I create a separate catalog for each shoot that I do, and the important thing here is that I create each catalog within the folder of images from that gig. For instance, this particular gig is in a folder named “20160427 Elopement Jenine Paul” and I create a catalog named “20160427” within that same folder. This way everything related to a single gig is within a single folder and can be archived together. By creating separate catalogs for each gig, I’m also reducing the risk of a catalog becoming corrupt and ruining multiple gigs.
Step Five: Image Delivery
Once I’ve wrapped up post production, it’s time to deliver those files to my clients. The first step I take with the final set of images, before exporting, is to rename all of them to a client-friendly format.
This serves two purposes: 1) the filenames make sense to my clients, and 2) it allows me to trace back any image to my working catalog should they have any issues. For example, if my client says, “Hey Jon, in image ‘Elopement-JeninePaul-20160427-0100.jpg’ there’s a weird fold in my dress, can you fix that?,” then I can open up their catalog, search for that filename and go to work. If I simply renamed my files on export, my working catalog would have totally different filenames than what my client sees.
The final step is to upload all of my final files into my client’s online gallery for delivery. I use Pixieset, and because this is a remote service, this basically serves as an archive of the final JPEGs. I don’t archive JPEGs locally because I can always regenerate them from the RAW files within my archive, but it’s nice to have them in a remote hosting service that has its own backup solution.

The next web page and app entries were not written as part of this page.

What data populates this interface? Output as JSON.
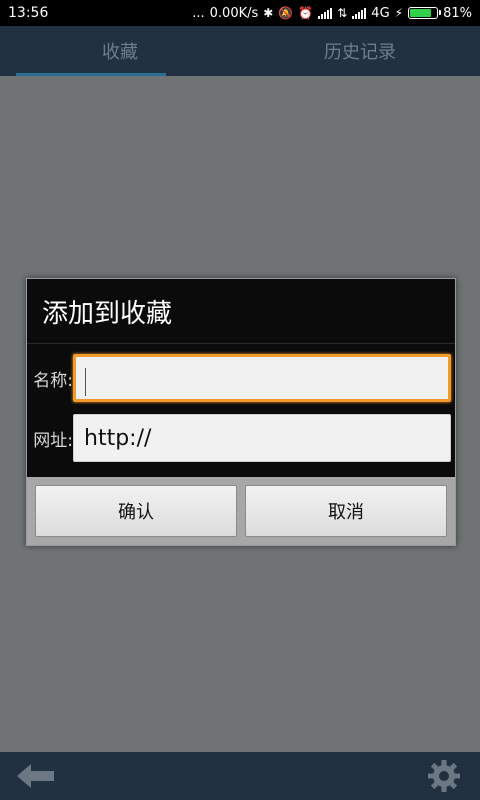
{
  "status_bar": {
    "time": "13:56",
    "dots": "...",
    "speed": "0.00K/s",
    "network": "4G",
    "battery_percent": "81%",
    "battery_level": 0.81
  },
  "tabs": [
    {
      "label": "收藏"
    },
    {
      "label": "历史记录"
    }
  ],
  "dialog": {
    "title": "添加到收藏",
    "name_label": "名称:",
    "name_value": "",
    "url_label": "网址:",
    "url_value": "http://",
    "confirm_label": "确认",
    "cancel_label": "取消"
  },
  "colors": {
    "focus_border": "#f29a2b",
    "tab_indicator": "#2c6f96"
  }
}
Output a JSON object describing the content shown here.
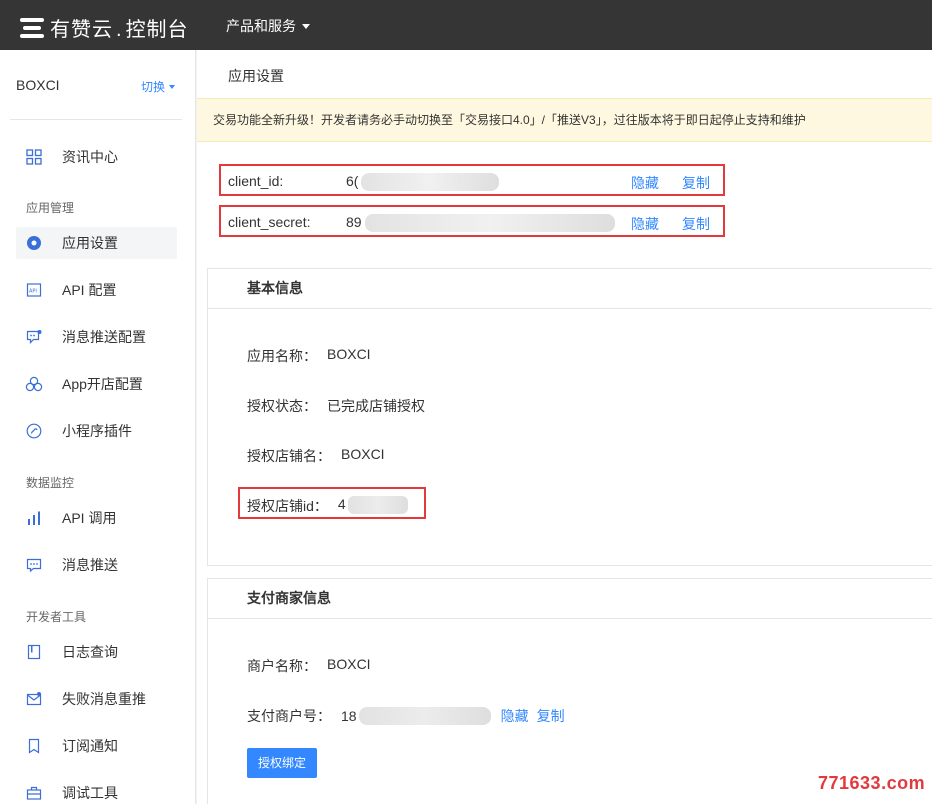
{
  "header": {
    "brand": "有赞云",
    "brand_sub": "控制台",
    "menu_label": "产品和服务"
  },
  "sidebar": {
    "account": "BOXCI",
    "switch_label": "切换",
    "items": [
      {
        "label": "资讯中心",
        "icon": "grid-icon"
      },
      {
        "label": "应用设置",
        "icon": "gear-icon"
      },
      {
        "label": "API 配置",
        "icon": "api-icon"
      },
      {
        "label": "消息推送配置",
        "icon": "message-config-icon"
      },
      {
        "label": "App开店配置",
        "icon": "app-store-icon"
      },
      {
        "label": "小程序插件",
        "icon": "plugin-icon"
      },
      {
        "label": "API 调用",
        "icon": "bar-chart-icon"
      },
      {
        "label": "消息推送",
        "icon": "chat-icon"
      },
      {
        "label": "日志查询",
        "icon": "log-icon"
      },
      {
        "label": "失败消息重推",
        "icon": "mail-retry-icon"
      },
      {
        "label": "订阅通知",
        "icon": "bookmark-icon"
      },
      {
        "label": "调试工具",
        "icon": "toolbox-icon"
      }
    ],
    "groups": [
      "应用管理",
      "数据监控",
      "开发者工具"
    ]
  },
  "main": {
    "title": "应用设置",
    "notice": "交易功能全新升级！开发者请务必手动切换至「交易接口4.0」/「推送V3」，过往版本将于即日起停止支持和维护",
    "client_id": {
      "label": "client_id:",
      "value": "6(",
      "hide": "隐藏",
      "copy": "复制"
    },
    "client_secret": {
      "label": "client_secret:",
      "value": "89",
      "hide": "隐藏",
      "copy": "复制"
    },
    "basic": {
      "title": "基本信息",
      "app_name_label": "应用名称：",
      "app_name": "BOXCI",
      "auth_status_label": "授权状态：",
      "auth_status": "已完成店铺授权",
      "shop_name_label": "授权店铺名：",
      "shop_name": "BOXCI",
      "shop_id_label": "授权店铺id：",
      "shop_id": "4"
    },
    "payment": {
      "title": "支付商家信息",
      "merchant_name_label": "商户名称：",
      "merchant_name": "BOXCI",
      "merchant_no_label": "支付商户号：",
      "merchant_no": "18",
      "hide": "隐藏",
      "copy": "复制",
      "bind_button": "授权绑定"
    }
  },
  "watermark": "771633.com",
  "colors": {
    "accent": "#3388ff",
    "highlight": "#e4393c",
    "topbar": "#353535",
    "notice_bg": "#fff8e1"
  }
}
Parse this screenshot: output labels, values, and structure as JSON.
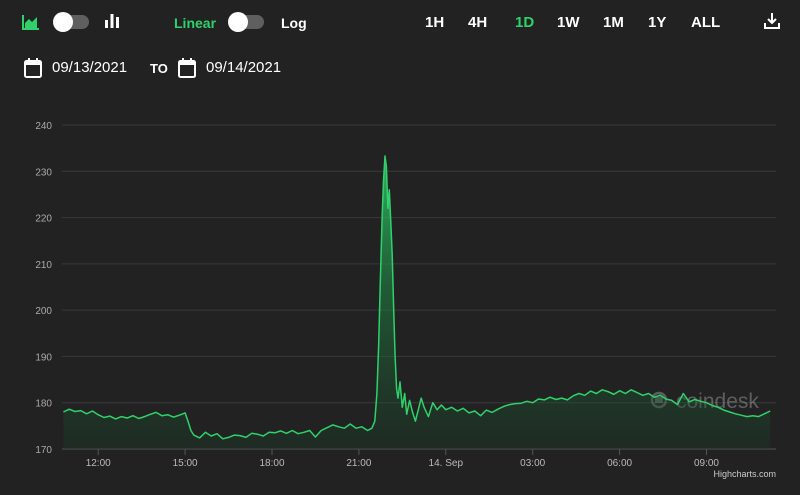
{
  "toolbar": {
    "linear_label": "Linear",
    "log_label": "Log",
    "ranges": [
      "1H",
      "4H",
      "1D",
      "1W",
      "1M",
      "1Y",
      "ALL"
    ],
    "active_range": "1D",
    "accent_color": "#2fd26a",
    "icons": [
      "area-chart-icon",
      "candlestick-icon",
      "download-icon"
    ]
  },
  "date_range": {
    "from": "09/13/2021",
    "to_label": "TO",
    "to": "09/14/2021"
  },
  "watermark": "coindesk",
  "credits": "Highcharts.com",
  "chart_data": {
    "type": "area",
    "title": "",
    "xlabel": "",
    "ylabel": "",
    "ylim": [
      170,
      240
    ],
    "yticks": [
      170,
      180,
      190,
      200,
      210,
      220,
      230,
      240
    ],
    "grid": true,
    "x_unit": "hours",
    "xlim": [
      10.75,
      35.4
    ],
    "xtick_labels": [
      {
        "x": 12,
        "label": "12:00"
      },
      {
        "x": 15,
        "label": "15:00"
      },
      {
        "x": 18,
        "label": "18:00"
      },
      {
        "x": 21,
        "label": "21:00"
      },
      {
        "x": 24,
        "label": "14. Sep"
      },
      {
        "x": 27,
        "label": "03:00"
      },
      {
        "x": 30,
        "label": "06:00"
      },
      {
        "x": 33,
        "label": "09:00"
      }
    ],
    "series": [
      {
        "color": "#2fd26a",
        "points": [
          [
            10.8,
            178.0
          ],
          [
            11.0,
            178.6
          ],
          [
            11.2,
            178.1
          ],
          [
            11.4,
            178.3
          ],
          [
            11.6,
            177.6
          ],
          [
            11.8,
            178.2
          ],
          [
            12.0,
            177.4
          ],
          [
            12.2,
            176.8
          ],
          [
            12.4,
            177.1
          ],
          [
            12.6,
            176.5
          ],
          [
            12.8,
            177.0
          ],
          [
            13.0,
            176.7
          ],
          [
            13.2,
            177.2
          ],
          [
            13.4,
            176.6
          ],
          [
            13.6,
            177.0
          ],
          [
            13.8,
            177.5
          ],
          [
            14.0,
            177.9
          ],
          [
            14.2,
            177.2
          ],
          [
            14.4,
            177.4
          ],
          [
            14.6,
            176.9
          ],
          [
            14.8,
            177.3
          ],
          [
            15.0,
            177.8
          ],
          [
            15.1,
            176.0
          ],
          [
            15.2,
            174.0
          ],
          [
            15.3,
            173.0
          ],
          [
            15.5,
            172.4
          ],
          [
            15.7,
            173.6
          ],
          [
            15.9,
            172.8
          ],
          [
            16.1,
            173.3
          ],
          [
            16.3,
            172.2
          ],
          [
            16.5,
            172.5
          ],
          [
            16.7,
            173.0
          ],
          [
            16.9,
            172.9
          ],
          [
            17.1,
            172.5
          ],
          [
            17.3,
            173.4
          ],
          [
            17.5,
            173.2
          ],
          [
            17.7,
            172.8
          ],
          [
            17.9,
            173.6
          ],
          [
            18.1,
            173.5
          ],
          [
            18.3,
            173.9
          ],
          [
            18.5,
            173.4
          ],
          [
            18.7,
            174.0
          ],
          [
            18.9,
            173.3
          ],
          [
            19.1,
            173.6
          ],
          [
            19.3,
            174.0
          ],
          [
            19.5,
            172.6
          ],
          [
            19.7,
            174.0
          ],
          [
            19.9,
            174.6
          ],
          [
            20.1,
            175.2
          ],
          [
            20.3,
            174.8
          ],
          [
            20.5,
            174.5
          ],
          [
            20.7,
            175.4
          ],
          [
            20.9,
            174.5
          ],
          [
            21.1,
            174.8
          ],
          [
            21.3,
            174.0
          ],
          [
            21.45,
            174.5
          ],
          [
            21.55,
            176.0
          ],
          [
            21.62,
            182.0
          ],
          [
            21.68,
            192.0
          ],
          [
            21.74,
            206.0
          ],
          [
            21.8,
            220.0
          ],
          [
            21.85,
            228.0
          ],
          [
            21.9,
            233.3
          ],
          [
            21.95,
            231.0
          ],
          [
            22.0,
            222.0
          ],
          [
            22.05,
            226.0
          ],
          [
            22.1,
            219.0
          ],
          [
            22.15,
            212.0
          ],
          [
            22.2,
            200.0
          ],
          [
            22.25,
            190.0
          ],
          [
            22.3,
            183.0
          ],
          [
            22.35,
            181.0
          ],
          [
            22.42,
            184.5
          ],
          [
            22.5,
            179.0
          ],
          [
            22.58,
            182.0
          ],
          [
            22.65,
            177.5
          ],
          [
            22.75,
            180.5
          ],
          [
            22.85,
            178.0
          ],
          [
            22.95,
            176.0
          ],
          [
            23.05,
            178.5
          ],
          [
            23.15,
            181.0
          ],
          [
            23.25,
            179.0
          ],
          [
            23.4,
            177.0
          ],
          [
            23.55,
            180.0
          ],
          [
            23.7,
            178.5
          ],
          [
            23.85,
            179.5
          ],
          [
            24.0,
            178.5
          ],
          [
            24.2,
            179.0
          ],
          [
            24.4,
            178.2
          ],
          [
            24.6,
            178.8
          ],
          [
            24.8,
            177.8
          ],
          [
            25.0,
            178.2
          ],
          [
            25.2,
            177.2
          ],
          [
            25.4,
            178.4
          ],
          [
            25.6,
            177.9
          ],
          [
            25.8,
            178.6
          ],
          [
            26.0,
            179.2
          ],
          [
            26.2,
            179.6
          ],
          [
            26.4,
            179.8
          ],
          [
            26.6,
            179.9
          ],
          [
            26.8,
            180.3
          ],
          [
            27.0,
            180.0
          ],
          [
            27.2,
            180.8
          ],
          [
            27.4,
            180.6
          ],
          [
            27.6,
            181.2
          ],
          [
            27.8,
            180.7
          ],
          [
            28.0,
            181.0
          ],
          [
            28.2,
            180.6
          ],
          [
            28.4,
            181.5
          ],
          [
            28.6,
            182.0
          ],
          [
            28.8,
            181.6
          ],
          [
            29.0,
            182.5
          ],
          [
            29.2,
            182.0
          ],
          [
            29.4,
            182.8
          ],
          [
            29.6,
            182.4
          ],
          [
            29.8,
            181.8
          ],
          [
            30.0,
            182.6
          ],
          [
            30.2,
            182.0
          ],
          [
            30.4,
            182.8
          ],
          [
            30.6,
            182.2
          ],
          [
            30.8,
            181.6
          ],
          [
            31.0,
            182.0
          ],
          [
            31.2,
            181.2
          ],
          [
            31.4,
            181.6
          ],
          [
            31.6,
            180.8
          ],
          [
            31.8,
            180.5
          ],
          [
            32.0,
            179.6
          ],
          [
            32.2,
            182.0
          ],
          [
            32.4,
            180.2
          ],
          [
            32.6,
            180.7
          ],
          [
            32.8,
            180.3
          ],
          [
            33.0,
            180.0
          ],
          [
            33.2,
            179.4
          ],
          [
            33.4,
            179.0
          ],
          [
            33.6,
            178.4
          ],
          [
            33.8,
            178.0
          ],
          [
            34.0,
            177.6
          ],
          [
            34.2,
            177.3
          ],
          [
            34.4,
            177.0
          ],
          [
            34.6,
            177.2
          ],
          [
            34.8,
            177.0
          ],
          [
            35.0,
            177.6
          ],
          [
            35.2,
            178.2
          ]
        ]
      }
    ]
  }
}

The most important lesson here is simple: redundancy. It’s important to have multiple copies of your files at every stage in your workflow, and equally important to have them in separate locations. Space is so cheap these days that there is really no excuse to not have a great data security workflow in place, especially when dealing with something as important as the memories you capture on a wedding day.